◆ **Activity**
Would you give the listing back word for word once its pictures are removed?

== Segment start ==

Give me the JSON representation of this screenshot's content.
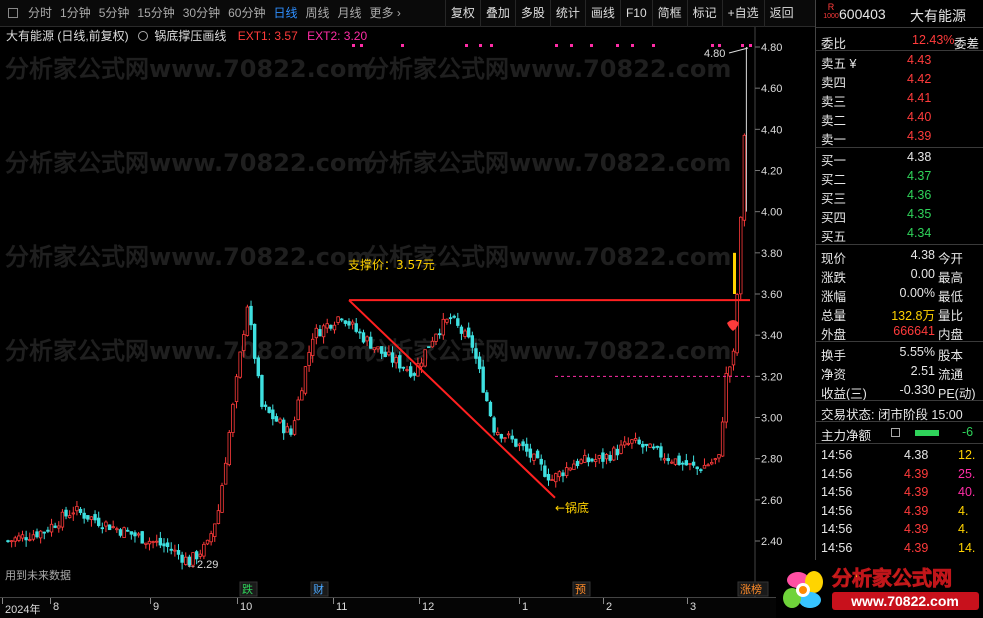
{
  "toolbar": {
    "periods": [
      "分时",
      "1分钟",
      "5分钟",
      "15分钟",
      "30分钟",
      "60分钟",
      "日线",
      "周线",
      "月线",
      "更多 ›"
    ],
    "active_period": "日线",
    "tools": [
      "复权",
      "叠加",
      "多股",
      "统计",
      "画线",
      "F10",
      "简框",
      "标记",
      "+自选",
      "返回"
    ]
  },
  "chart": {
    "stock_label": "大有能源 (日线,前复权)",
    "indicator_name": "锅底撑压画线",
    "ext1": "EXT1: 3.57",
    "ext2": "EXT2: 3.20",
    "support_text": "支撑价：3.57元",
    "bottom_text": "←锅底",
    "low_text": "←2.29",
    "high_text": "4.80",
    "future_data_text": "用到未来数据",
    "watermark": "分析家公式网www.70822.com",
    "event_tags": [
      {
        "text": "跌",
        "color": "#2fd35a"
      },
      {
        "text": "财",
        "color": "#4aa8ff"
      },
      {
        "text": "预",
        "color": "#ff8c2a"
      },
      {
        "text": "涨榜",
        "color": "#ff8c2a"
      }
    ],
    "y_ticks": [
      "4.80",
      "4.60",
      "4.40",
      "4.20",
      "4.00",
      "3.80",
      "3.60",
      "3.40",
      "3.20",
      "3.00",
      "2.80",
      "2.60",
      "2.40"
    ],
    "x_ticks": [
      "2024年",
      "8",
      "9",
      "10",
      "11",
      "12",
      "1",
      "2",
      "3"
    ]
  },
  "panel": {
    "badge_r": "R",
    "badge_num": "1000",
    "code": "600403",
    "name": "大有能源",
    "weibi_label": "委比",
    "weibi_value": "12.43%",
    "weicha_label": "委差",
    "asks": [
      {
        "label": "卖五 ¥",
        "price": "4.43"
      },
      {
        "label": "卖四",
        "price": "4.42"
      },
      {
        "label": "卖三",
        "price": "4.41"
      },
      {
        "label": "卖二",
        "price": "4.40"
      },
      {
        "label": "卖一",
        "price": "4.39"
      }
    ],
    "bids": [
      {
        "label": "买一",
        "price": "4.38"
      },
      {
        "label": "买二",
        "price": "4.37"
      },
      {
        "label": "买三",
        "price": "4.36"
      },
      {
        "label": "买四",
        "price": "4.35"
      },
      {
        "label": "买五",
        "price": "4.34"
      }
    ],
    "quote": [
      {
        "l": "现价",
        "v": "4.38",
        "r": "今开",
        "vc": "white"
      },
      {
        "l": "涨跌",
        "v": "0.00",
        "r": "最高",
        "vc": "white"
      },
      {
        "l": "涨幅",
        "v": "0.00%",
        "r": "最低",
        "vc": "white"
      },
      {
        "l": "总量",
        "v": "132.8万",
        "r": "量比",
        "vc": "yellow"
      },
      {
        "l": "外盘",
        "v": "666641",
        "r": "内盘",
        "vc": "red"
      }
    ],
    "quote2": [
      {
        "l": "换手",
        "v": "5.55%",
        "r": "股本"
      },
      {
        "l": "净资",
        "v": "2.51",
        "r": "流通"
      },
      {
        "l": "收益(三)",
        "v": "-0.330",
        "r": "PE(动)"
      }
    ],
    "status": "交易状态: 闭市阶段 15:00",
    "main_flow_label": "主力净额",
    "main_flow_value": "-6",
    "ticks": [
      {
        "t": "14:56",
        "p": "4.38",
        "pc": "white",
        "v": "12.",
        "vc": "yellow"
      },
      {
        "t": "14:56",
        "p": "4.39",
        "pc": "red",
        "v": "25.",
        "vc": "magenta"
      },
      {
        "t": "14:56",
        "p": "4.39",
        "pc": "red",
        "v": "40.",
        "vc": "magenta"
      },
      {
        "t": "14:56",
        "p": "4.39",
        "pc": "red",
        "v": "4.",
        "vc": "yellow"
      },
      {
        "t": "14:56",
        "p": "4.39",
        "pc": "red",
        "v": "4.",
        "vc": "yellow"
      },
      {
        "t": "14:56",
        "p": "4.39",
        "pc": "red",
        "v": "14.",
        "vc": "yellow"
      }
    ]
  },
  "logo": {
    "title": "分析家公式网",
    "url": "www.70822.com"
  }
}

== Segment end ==

◆ **Answer to this task**
Give me the JSON representation of this screenshot's content.
{
  "toolbar": {
    "periods": [
      "分时",
      "1分钟",
      "5分钟",
      "15分钟",
      "30分钟",
      "60分钟",
      "日线",
      "周线",
      "月线",
      "更多 ›"
    ],
    "active_period": "日线",
    "tools": [
      "复权",
      "叠加",
      "多股",
      "统计",
      "画线",
      "F10",
      "简框",
      "标记",
      "+自选",
      "返回"
    ]
  },
  "chart": {
    "stock_label": "大有能源 (日线,前复权)",
    "indicator_name": "锅底撑压画线",
    "ext1": "EXT1: 3.57",
    "ext2": "EXT2: 3.20",
    "support_text": "支撑价：3.57元",
    "bottom_text": "←锅底",
    "low_text": "←2.29",
    "high_text": "4.80",
    "future_data_text": "用到未来数据",
    "watermark": "分析家公式网www.70822.com",
    "event_tags": [
      {
        "text": "跌",
        "color": "#2fd35a"
      },
      {
        "text": "财",
        "color": "#4aa8ff"
      },
      {
        "text": "预",
        "color": "#ff8c2a"
      },
      {
        "text": "涨榜",
        "color": "#ff8c2a"
      }
    ],
    "y_ticks": [
      "4.80",
      "4.60",
      "4.40",
      "4.20",
      "4.00",
      "3.80",
      "3.60",
      "3.40",
      "3.20",
      "3.00",
      "2.80",
      "2.60",
      "2.40"
    ],
    "x_ticks": [
      "2024年",
      "8",
      "9",
      "10",
      "11",
      "12",
      "1",
      "2",
      "3"
    ]
  },
  "panel": {
    "badge_r": "R",
    "badge_num": "1000",
    "code": "600403",
    "name": "大有能源",
    "weibi_label": "委比",
    "weibi_value": "12.43%",
    "weicha_label": "委差",
    "asks": [
      {
        "label": "卖五 ¥",
        "price": "4.43"
      },
      {
        "label": "卖四",
        "price": "4.42"
      },
      {
        "label": "卖三",
        "price": "4.41"
      },
      {
        "label": "卖二",
        "price": "4.40"
      },
      {
        "label": "卖一",
        "price": "4.39"
      }
    ],
    "bids": [
      {
        "label": "买一",
        "price": "4.38"
      },
      {
        "label": "买二",
        "price": "4.37"
      },
      {
        "label": "买三",
        "price": "4.36"
      },
      {
        "label": "买四",
        "price": "4.35"
      },
      {
        "label": "买五",
        "price": "4.34"
      }
    ],
    "quote": [
      {
        "l": "现价",
        "v": "4.38",
        "r": "今开",
        "vc": "white"
      },
      {
        "l": "涨跌",
        "v": "0.00",
        "r": "最高",
        "vc": "white"
      },
      {
        "l": "涨幅",
        "v": "0.00%",
        "r": "最低",
        "vc": "white"
      },
      {
        "l": "总量",
        "v": "132.8万",
        "r": "量比",
        "vc": "yellow"
      },
      {
        "l": "外盘",
        "v": "666641",
        "r": "内盘",
        "vc": "red"
      }
    ],
    "quote2": [
      {
        "l": "换手",
        "v": "5.55%",
        "r": "股本"
      },
      {
        "l": "净资",
        "v": "2.51",
        "r": "流通"
      },
      {
        "l": "收益(三)",
        "v": "-0.330",
        "r": "PE(动)"
      }
    ],
    "status": "交易状态: 闭市阶段 15:00",
    "main_flow_label": "主力净额",
    "main_flow_value": "-6",
    "ticks": [
      {
        "t": "14:56",
        "p": "4.38",
        "pc": "white",
        "v": "12.",
        "vc": "yellow"
      },
      {
        "t": "14:56",
        "p": "4.39",
        "pc": "red",
        "v": "25.",
        "vc": "magenta"
      },
      {
        "t": "14:56",
        "p": "4.39",
        "pc": "red",
        "v": "40.",
        "vc": "magenta"
      },
      {
        "t": "14:56",
        "p": "4.39",
        "pc": "red",
        "v": "4.",
        "vc": "yellow"
      },
      {
        "t": "14:56",
        "p": "4.39",
        "pc": "red",
        "v": "4.",
        "vc": "yellow"
      },
      {
        "t": "14:56",
        "p": "4.39",
        "pc": "red",
        "v": "14.",
        "vc": "yellow"
      }
    ]
  },
  "logo": {
    "title": "分析家公式网",
    "url": "www.70822.com"
  }
}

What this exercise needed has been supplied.